“A year ago, it was like the more we moved forward, the more it worked against us because we didn’t have great depth, especially up front,” Miller said. ‘Any injury or adversity, it could really paralyze our team. This year, my hope is that we can play through that. Not just on game day, but in our practices. We’ve been able to scrimmage more, go up and down earlier than we have before. And that’s just simply because we have more quality and more depth in. And I’d like to think that’ll help us.”
Stone Gettings’ shooting and passing completes a deep frontcourt
Miller said Arizona’s frontcourt, which is the deepest part of the roster, has “tools that can play different styles.”
Chase Jeter is the traditional back-to-the-basket center, Ira Lee brings energy and athleticism, Nnaji can do a little bit of everything, and Koloko is an athletic freak.
There there is Gettings, who Miller said is the “most different” from his counterparts because of his versatile offensive game. The Cornell grad transfer shot over 36 percent from 3 as a junior while also dishing 2.9 assists.
“You always look for diversity in a frontline so that not everybody’s the same,” Miller said. “In a different moment, against a different style of team, we have answers.”
Longer 3-point line will make a difference, Miller says

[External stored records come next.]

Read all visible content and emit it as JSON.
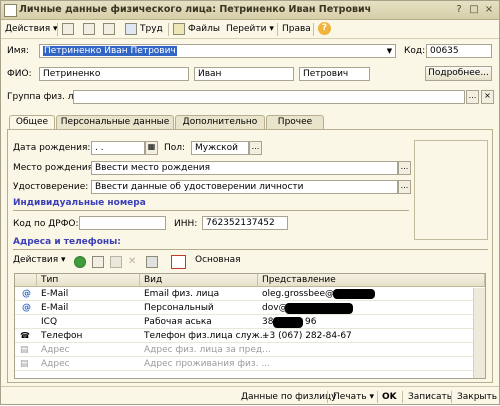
{
  "window": {
    "title": "Личные данные физического лица: Петриненко Иван Петрович"
  },
  "toolbar": {
    "actions": "Действия",
    "trud": "Труд",
    "files": "Файлы",
    "goto": "Перейти",
    "rights": "Права",
    "help": "?"
  },
  "form": {
    "name_label": "Имя:",
    "name_value": "Петриненко Иван Петрович",
    "code_label": "Код:",
    "code_value": "00635",
    "fio_label": "ФИО:",
    "surname": "Петриненко",
    "first_name": "Иван",
    "patronymic": "Петрович",
    "more_button": "Подробнее...",
    "group_label": "Группа физ. лиц:",
    "group_value": ""
  },
  "tabs": [
    {
      "label": "Общее"
    },
    {
      "label": "Персональные данные"
    },
    {
      "label": "Дополнительно"
    },
    {
      "label": "Прочее"
    }
  ],
  "general": {
    "birth_label": "Дата рождения:",
    "birth_value": " .  .",
    "sex_label": "Пол:",
    "sex_value": "Мужской",
    "birthplace_label": "Место рождения:",
    "birthplace_value": "Ввести место рождения",
    "id_label": "Удостоверение:",
    "id_value": "Ввести данные об удостоверении личности",
    "numbers_title": "Индивидуальные номера",
    "drfo_label": "Код по ДРФО:",
    "drfo_value": "",
    "inn_label": "ИНН:",
    "inn_value": "762352137452",
    "contacts_title": "Адреса и телефоны:",
    "contacts_actions": "Действия",
    "contacts_main": "Основная"
  },
  "grid": {
    "headers": [
      "Тип",
      "Вид",
      "Представление"
    ],
    "rows": [
      {
        "type": "E-Mail",
        "kind": "Email физ. лица",
        "repr": "oleg.grossbee@",
        "icon": "at-icon"
      },
      {
        "type": "E-Mail",
        "kind": "Персональный",
        "repr": "dov@",
        "icon": "at-icon"
      },
      {
        "type": "ICQ",
        "kind": "Рабочая аська",
        "repr": "38",
        "repr_tail": "96",
        "icon": ""
      },
      {
        "type": "Телефон",
        "kind": "Телефон физ.лица служ...",
        "repr": "+3 (067) 282-84-67",
        "icon": "phone-icon"
      },
      {
        "type": "Адрес",
        "kind": "Адрес физ. лица за пред...",
        "repr": "",
        "icon": "address-icon"
      },
      {
        "type": "Адрес",
        "kind": "Адрес проживания физ. ...",
        "repr": "",
        "icon": "address-icon"
      }
    ]
  },
  "statusbar": {
    "data_by_person": "Данные по физлицу",
    "print": "Печать",
    "ok": "OK",
    "save": "Записать",
    "close": "Закрыть"
  },
  "colors": {
    "accent": "#3166c5",
    "group_title": "#3b3fb7",
    "background": "#fbf7e6"
  }
}
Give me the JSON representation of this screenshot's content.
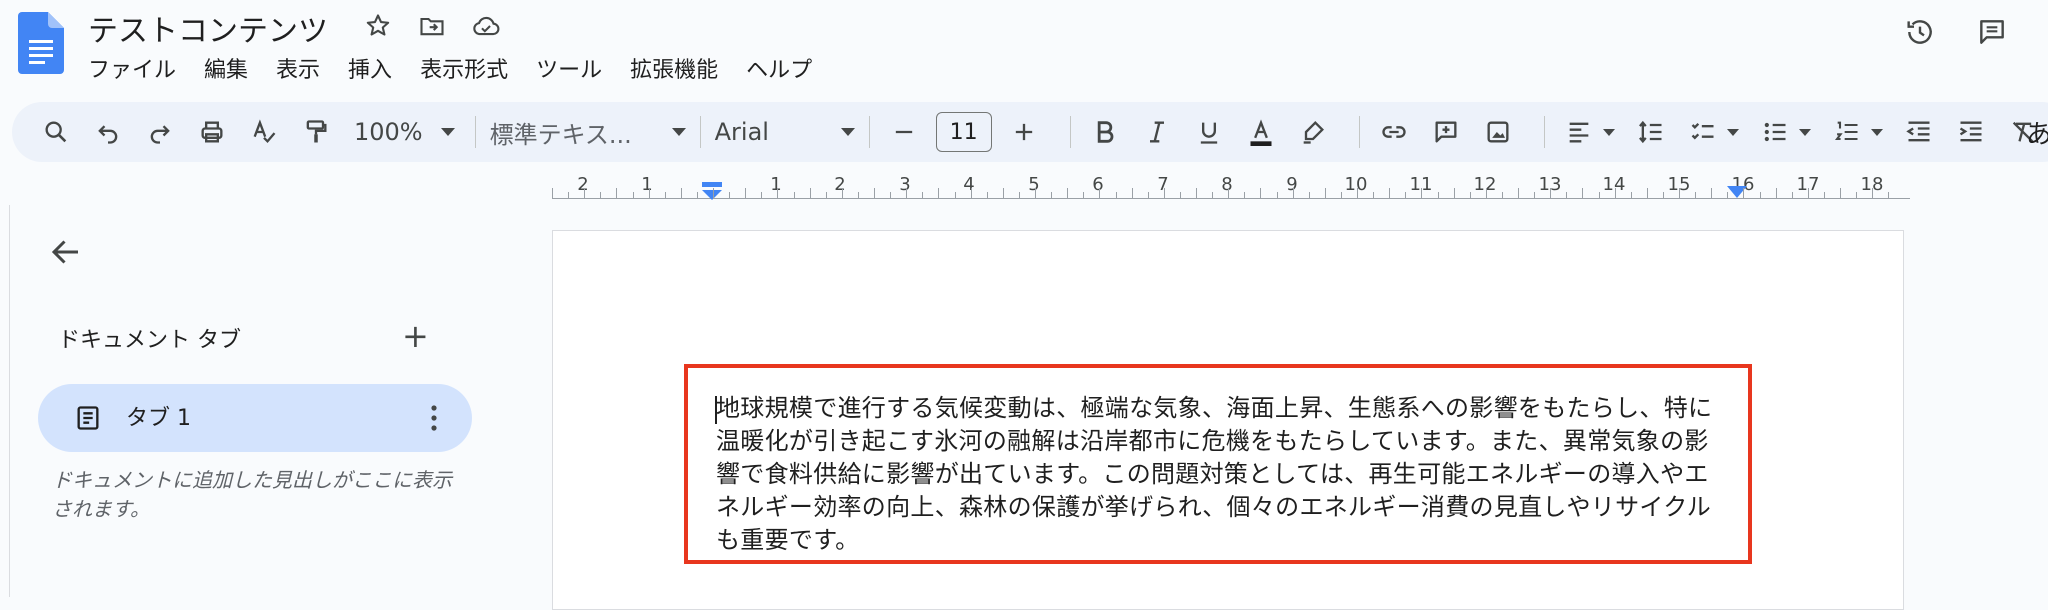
{
  "app": {
    "document_title": "テストコンテンツ",
    "brand_color": "#4285f4"
  },
  "menu": [
    "ファイル",
    "編集",
    "表示",
    "挿入",
    "表示形式",
    "ツール",
    "拡張機能",
    "ヘルプ"
  ],
  "toolbar": {
    "zoom": "100%",
    "style": "標準テキス...",
    "font": "Arial",
    "font_size": "11",
    "overflow_char": "あ"
  },
  "ruler": {
    "left_numbers": [
      "2",
      "1"
    ],
    "right_numbers": [
      "1",
      "2",
      "3",
      "4",
      "5",
      "6",
      "7",
      "8",
      "9",
      "10",
      "11",
      "12",
      "13",
      "14",
      "15",
      "16",
      "17",
      "18"
    ]
  },
  "sidebar": {
    "heading": "ドキュメント タブ",
    "add_symbol": "+",
    "tabs": [
      {
        "label": "タブ 1"
      }
    ],
    "hint": "ドキュメントに追加した見出しがここに表示されます。"
  },
  "document": {
    "body_lines": [
      "地球規模で進行する気候変動は、極端な気象、海面上昇、生態系への影響をもたらし、特に",
      "温暖化が引き起こす氷河の融解は沿岸都市に危機をもたらしています。また、異常気象の影",
      "響で食料供給に影響が出ています。この問題対策としては、再生可能エネルギーの導入やエ",
      "ネルギー効率の向上、森林の保護が挙げられ、個々のエネルギー消費の見直しやリサイクル",
      "も重要です。"
    ],
    "highlight_color": "#e8361e"
  }
}
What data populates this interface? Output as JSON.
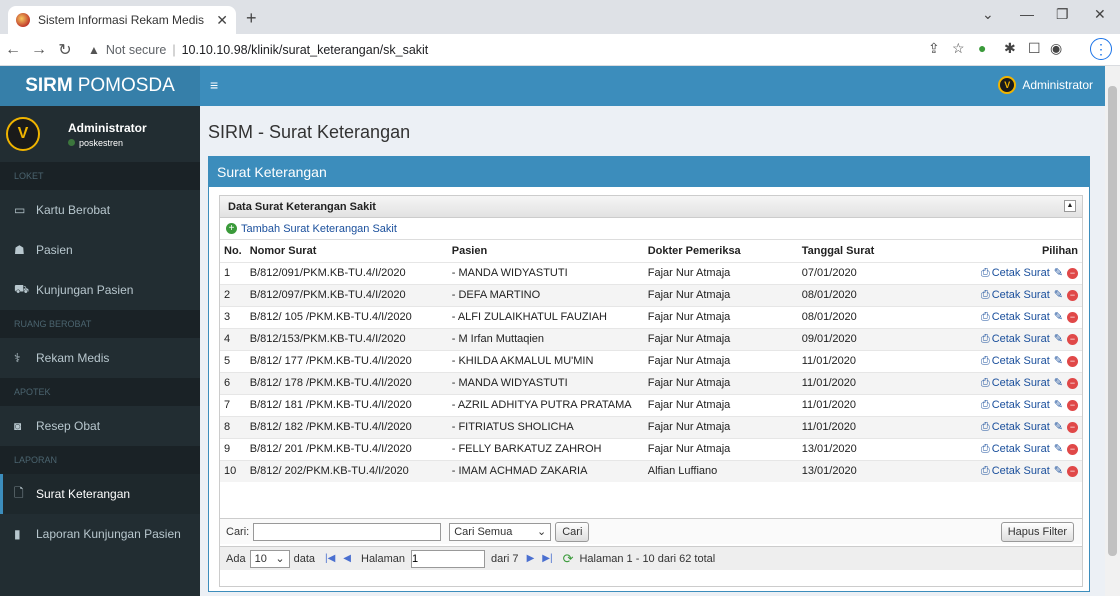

The NCAA extended the 3-point line by almost two feet, putting it on par with FIBA regulations. Miller, who has coached for USA Basketball, thinks it will make a big difference in the college game, especially for players who only occasionally shoot from the perimeter.
“It’s way more challenging for them to take that big step back,” he said. “Maybe the elite shooters will still shoot a very good percentage, but I do think it will affect both the defense and the offense.”
Miller thinks Pac-12 could have unprecedented depth
Miller thinks the Pac-12 will be “really strong” this season, citing the depth in the middle of the conference.
“There are times when we’ve had a very good upper tier or couple of teams that really could challenge deep into the NCAA Tournament, but maybe the bottom team or a couple teams at the bottom almost acted as an anchor against all of us,” he said. “But this year, I don’t believe that’s the case. I think the middle has never been stronger. It’s hard to differentiate maybe between the very top teams and maybe four through eight, four through nine.”
Miller explains why Red-Blue Game is so early this year
Arizona’s Red-Blue scrimmage is unusually early this season, taking place September 27 instead of sometime in October.
Miller listed two reasons for that. One, it allows Arizona to make an earlier impression on recruits. Two, it gives the current players a chance to get over their first-game jitters earlier than they normally would.
“So it allows us to get that done with and then move on and really get to real practices, the development part of our team,” Miller said.
Miller was diplomatic about NCAA investigation
Miller opened his presser by thanking the fans and UA administration for their support over the last two years as the program has been involved in FBI and NCAA investigations.
Miller then added he will continue to promote a culture of compliance “just like I have done for the last 10 plus years.”
“Moving forward, I’m also going to continue to follow our University of Arizona policy of not commenting on any part of any investigation that involves our university,” Miller said.
When later asked how Arizona has managed to maintain its recruiting prowess during the turmoil, Miller listed the program’s history, Tucson weather, and a dedicated fanbase.
Here’s his full opening statement: